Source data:
- - - -

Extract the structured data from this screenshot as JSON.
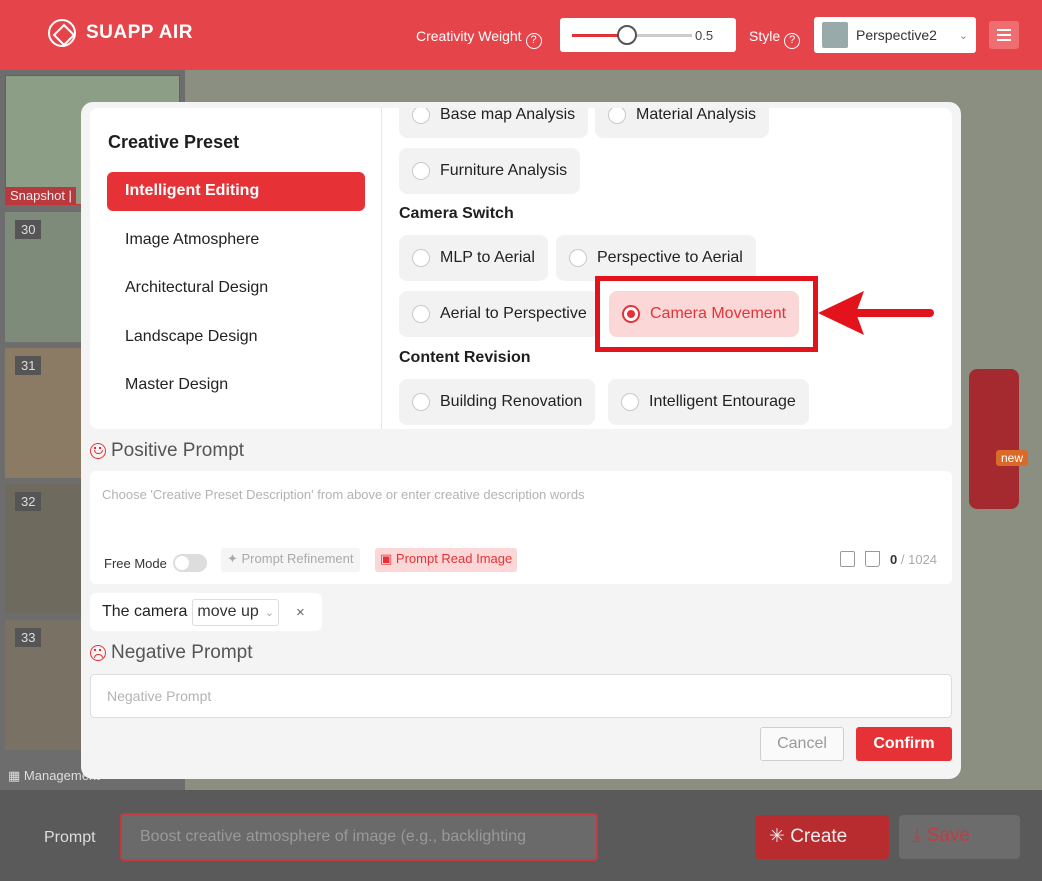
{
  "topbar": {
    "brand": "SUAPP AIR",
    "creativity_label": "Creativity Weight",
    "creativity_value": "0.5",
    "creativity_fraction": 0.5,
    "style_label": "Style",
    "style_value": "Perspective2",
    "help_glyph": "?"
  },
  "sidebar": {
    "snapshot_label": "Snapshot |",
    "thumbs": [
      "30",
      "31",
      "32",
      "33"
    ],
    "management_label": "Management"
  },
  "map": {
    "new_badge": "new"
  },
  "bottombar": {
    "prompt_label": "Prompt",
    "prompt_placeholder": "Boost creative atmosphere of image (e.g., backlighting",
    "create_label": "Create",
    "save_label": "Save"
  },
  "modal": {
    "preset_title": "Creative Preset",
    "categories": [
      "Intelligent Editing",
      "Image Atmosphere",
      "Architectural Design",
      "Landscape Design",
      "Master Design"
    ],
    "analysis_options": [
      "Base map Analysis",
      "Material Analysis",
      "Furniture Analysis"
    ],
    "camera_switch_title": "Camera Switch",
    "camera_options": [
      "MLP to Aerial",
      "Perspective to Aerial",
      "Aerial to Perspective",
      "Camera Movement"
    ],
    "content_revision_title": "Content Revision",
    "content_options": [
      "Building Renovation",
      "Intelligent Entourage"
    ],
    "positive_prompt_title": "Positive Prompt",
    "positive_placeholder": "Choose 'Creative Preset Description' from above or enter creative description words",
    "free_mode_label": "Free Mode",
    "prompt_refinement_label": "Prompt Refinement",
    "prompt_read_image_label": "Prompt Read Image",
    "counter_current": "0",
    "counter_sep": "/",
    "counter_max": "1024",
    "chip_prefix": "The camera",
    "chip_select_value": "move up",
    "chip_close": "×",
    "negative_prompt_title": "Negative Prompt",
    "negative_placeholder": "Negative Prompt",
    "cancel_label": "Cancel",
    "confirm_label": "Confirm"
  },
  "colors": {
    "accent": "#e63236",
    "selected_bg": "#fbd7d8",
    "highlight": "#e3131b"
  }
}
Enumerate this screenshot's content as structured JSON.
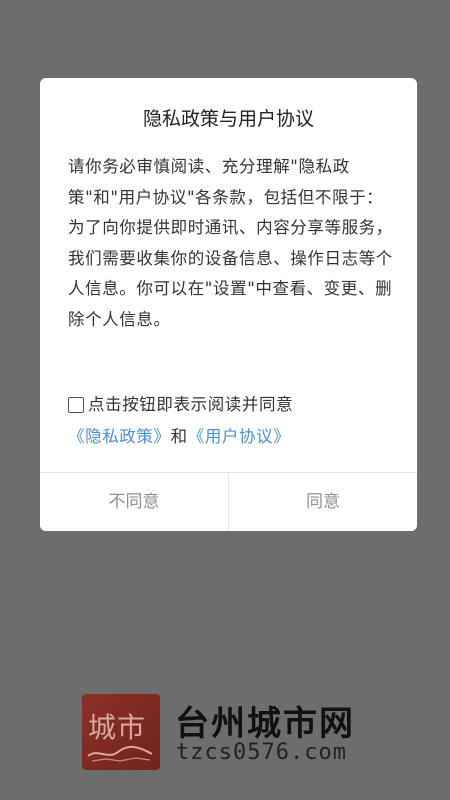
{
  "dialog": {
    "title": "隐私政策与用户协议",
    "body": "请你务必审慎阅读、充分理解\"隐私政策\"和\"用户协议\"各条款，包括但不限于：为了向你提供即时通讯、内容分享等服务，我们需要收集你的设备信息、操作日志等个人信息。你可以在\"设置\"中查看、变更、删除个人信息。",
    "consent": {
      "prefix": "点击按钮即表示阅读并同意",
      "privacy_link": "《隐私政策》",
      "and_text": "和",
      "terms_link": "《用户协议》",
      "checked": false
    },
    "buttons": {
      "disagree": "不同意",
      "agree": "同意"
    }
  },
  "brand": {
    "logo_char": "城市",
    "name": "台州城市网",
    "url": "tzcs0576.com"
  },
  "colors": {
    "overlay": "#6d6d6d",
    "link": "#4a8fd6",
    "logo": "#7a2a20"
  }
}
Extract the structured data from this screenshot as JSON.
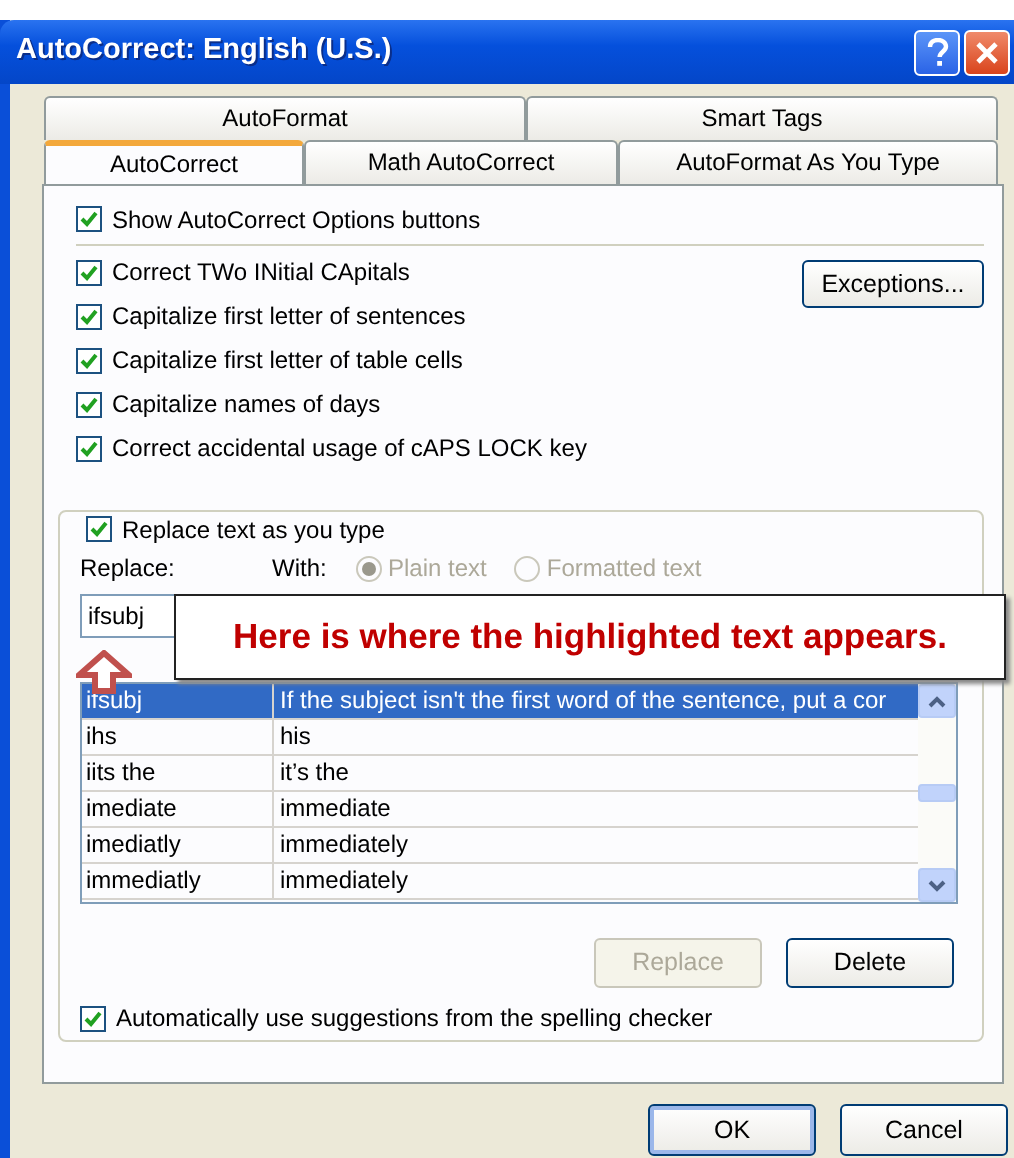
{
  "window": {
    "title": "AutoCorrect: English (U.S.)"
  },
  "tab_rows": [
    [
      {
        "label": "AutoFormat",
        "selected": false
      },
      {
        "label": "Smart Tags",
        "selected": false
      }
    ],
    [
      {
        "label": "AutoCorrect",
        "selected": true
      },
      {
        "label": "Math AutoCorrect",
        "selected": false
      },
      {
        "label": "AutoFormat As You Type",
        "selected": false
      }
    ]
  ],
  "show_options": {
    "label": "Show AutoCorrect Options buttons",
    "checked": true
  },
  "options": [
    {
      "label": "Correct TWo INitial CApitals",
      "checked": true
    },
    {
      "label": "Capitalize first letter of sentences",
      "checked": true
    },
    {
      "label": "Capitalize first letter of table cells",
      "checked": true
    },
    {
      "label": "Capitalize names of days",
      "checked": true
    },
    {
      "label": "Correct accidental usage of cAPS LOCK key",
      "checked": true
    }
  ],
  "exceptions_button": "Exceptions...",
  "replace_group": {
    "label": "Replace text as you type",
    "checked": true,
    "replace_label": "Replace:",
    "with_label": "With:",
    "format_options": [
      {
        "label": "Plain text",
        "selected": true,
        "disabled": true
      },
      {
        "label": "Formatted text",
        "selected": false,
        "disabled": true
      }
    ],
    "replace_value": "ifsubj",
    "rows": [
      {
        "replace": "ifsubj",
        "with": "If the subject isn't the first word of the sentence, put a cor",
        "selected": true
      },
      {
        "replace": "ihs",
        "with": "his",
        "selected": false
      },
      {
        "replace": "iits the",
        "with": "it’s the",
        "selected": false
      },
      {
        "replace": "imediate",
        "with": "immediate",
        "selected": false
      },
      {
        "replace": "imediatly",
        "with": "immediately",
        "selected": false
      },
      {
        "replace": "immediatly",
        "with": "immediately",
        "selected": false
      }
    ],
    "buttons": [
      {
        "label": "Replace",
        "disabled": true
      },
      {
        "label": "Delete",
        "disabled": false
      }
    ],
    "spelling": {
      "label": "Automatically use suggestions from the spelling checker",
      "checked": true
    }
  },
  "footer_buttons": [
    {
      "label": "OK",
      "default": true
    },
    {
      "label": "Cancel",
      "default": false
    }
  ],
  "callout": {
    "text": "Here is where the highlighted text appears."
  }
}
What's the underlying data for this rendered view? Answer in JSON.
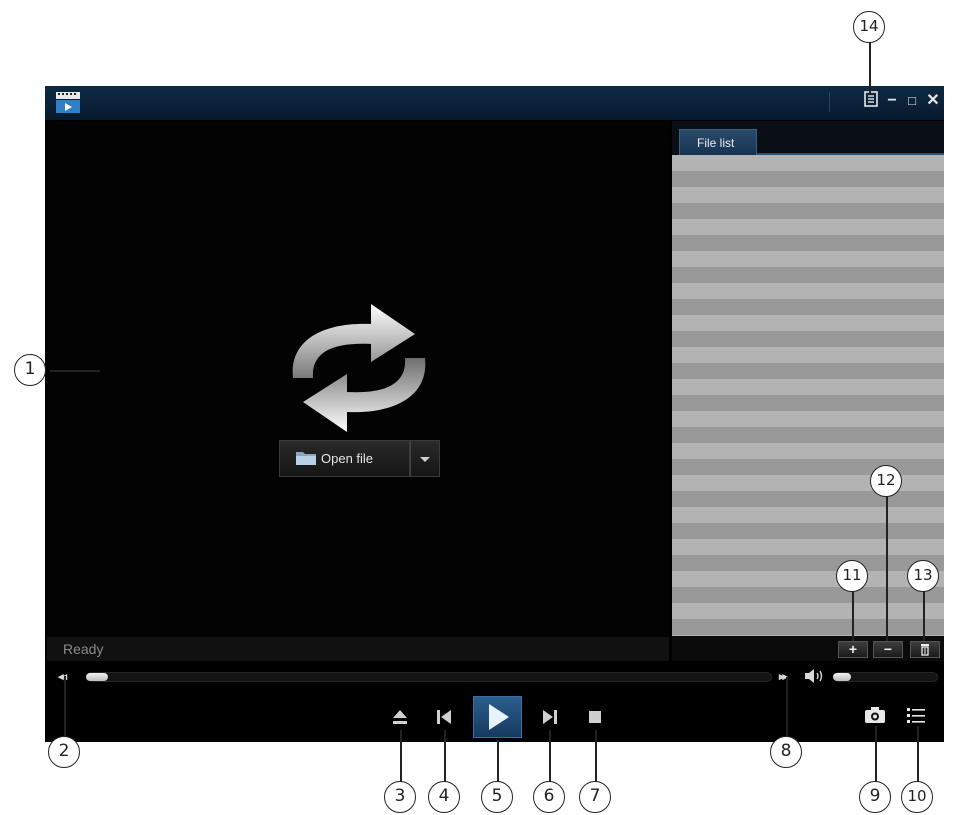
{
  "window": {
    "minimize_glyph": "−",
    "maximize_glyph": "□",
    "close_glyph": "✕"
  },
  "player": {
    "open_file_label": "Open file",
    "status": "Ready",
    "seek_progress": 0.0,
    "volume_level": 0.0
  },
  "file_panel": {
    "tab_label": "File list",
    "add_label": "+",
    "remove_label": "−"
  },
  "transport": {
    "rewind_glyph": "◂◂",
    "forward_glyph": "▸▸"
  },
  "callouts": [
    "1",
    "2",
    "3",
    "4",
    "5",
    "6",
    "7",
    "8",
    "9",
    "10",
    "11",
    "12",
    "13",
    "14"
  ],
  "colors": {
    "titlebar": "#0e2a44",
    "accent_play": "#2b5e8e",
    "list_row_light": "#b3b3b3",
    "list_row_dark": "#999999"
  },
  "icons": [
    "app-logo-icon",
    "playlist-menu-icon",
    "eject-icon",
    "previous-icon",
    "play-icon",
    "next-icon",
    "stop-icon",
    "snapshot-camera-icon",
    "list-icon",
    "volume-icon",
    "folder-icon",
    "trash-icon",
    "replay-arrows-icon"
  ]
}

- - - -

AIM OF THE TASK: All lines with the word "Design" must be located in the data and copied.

PROBLEM SOLUTION:
      "Architectural Design",
      "Landscape Design",
      "Master Design"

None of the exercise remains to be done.